In Brothers, Tobey Maguire plays Sam, a high school sports star who married a cheerleader named Grace (Natalie Portman), had two daughters and became a Marine Corps captain. The film opens with Sam picking up his brother Tommy (Jake Gyllenhaal) from jail just in time for Sam to go back to Afghanistan. There, Sam’s helicopter is shot down, he’s presumed dead and his Tommy ends up taking care of his family. Meanwhile, the film plods on, cutting between Tommy and Grace’s budding relationship and Sam’s terrible experiences as a prisoner of war. Because the movie wouldn’t be called Brothers if Sam didn’t eventually come home, much of the tension in the meat of the film is gone. However, Sam’s POW experiences are chilling.
Besides the performances, which are strong across the board, the film does surprise with its lack of sexuality. From the advertising it seemed like a no brainer that Tommy would sleep with Grace and that would be the main conflict when Sam returned. That’s not exactly how it plays out, though, to the audiences’ surprise. Still, the film’s message about post-traumatic stress disorder isn’t anything new. We’ve seen it all before, just to a lesser degree. And the more rewarding relationships, such as between the kids and the parents, aren’t as fully developed as one would like.
The Blu-ray itself isn’t bare bones, but it certainly doesn’t give the viewer as much as other discs. There’s a commentary by Jim Sheridan, a documentary on Jim Sheridan and how the film plays into his themes of family (themes that are present in all of his films) and a really cool documentary on how and why Brothers was even made in the first place called: “Remade in the USA: How Brodre Became Brothers.” It’s only about 12 minutes long but seeing a US remake pay tribute to its source material in such a way is refreshing and a great addition to the disc. The picture quality is solid and the soundtrack is fine, though there is only one or two really sound heavy sequences.

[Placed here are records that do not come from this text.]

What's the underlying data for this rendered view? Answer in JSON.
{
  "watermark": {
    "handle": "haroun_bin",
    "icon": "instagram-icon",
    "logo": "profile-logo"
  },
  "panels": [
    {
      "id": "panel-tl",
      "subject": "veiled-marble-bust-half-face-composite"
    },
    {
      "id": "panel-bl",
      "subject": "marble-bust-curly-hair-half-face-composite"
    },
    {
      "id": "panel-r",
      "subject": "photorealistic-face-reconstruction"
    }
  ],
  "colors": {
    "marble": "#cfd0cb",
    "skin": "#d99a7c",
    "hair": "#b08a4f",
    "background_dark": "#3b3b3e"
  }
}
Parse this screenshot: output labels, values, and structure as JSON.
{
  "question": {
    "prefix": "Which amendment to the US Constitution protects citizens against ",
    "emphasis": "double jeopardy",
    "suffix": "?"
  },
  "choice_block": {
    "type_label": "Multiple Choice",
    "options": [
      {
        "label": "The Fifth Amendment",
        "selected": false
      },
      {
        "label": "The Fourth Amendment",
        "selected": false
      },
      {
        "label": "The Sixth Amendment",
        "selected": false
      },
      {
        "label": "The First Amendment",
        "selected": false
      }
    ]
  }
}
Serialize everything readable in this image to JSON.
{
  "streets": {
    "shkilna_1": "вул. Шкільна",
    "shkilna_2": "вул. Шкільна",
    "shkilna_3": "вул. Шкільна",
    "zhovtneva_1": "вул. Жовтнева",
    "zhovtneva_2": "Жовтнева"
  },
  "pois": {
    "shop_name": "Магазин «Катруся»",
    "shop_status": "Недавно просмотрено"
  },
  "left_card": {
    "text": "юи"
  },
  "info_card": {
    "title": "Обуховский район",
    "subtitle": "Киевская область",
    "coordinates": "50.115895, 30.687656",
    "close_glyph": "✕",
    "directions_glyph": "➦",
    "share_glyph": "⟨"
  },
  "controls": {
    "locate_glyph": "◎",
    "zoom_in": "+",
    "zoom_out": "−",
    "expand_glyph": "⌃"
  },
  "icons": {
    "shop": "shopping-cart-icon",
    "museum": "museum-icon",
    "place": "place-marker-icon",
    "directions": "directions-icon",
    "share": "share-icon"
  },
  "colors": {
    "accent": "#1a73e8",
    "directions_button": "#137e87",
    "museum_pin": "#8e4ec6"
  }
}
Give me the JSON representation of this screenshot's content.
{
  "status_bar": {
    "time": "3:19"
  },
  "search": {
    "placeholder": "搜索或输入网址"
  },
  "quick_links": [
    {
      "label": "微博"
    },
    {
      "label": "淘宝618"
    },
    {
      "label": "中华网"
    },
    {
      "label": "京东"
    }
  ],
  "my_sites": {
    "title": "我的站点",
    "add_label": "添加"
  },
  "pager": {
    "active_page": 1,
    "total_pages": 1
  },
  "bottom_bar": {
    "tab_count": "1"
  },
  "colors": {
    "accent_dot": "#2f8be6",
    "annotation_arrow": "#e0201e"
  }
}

Brothers is certainly worth a watch for the performances and dark places the story goes, just don’t let the incredible names involved raise your expectations too high. A great rental, a buy only if you are a Sheridan completest.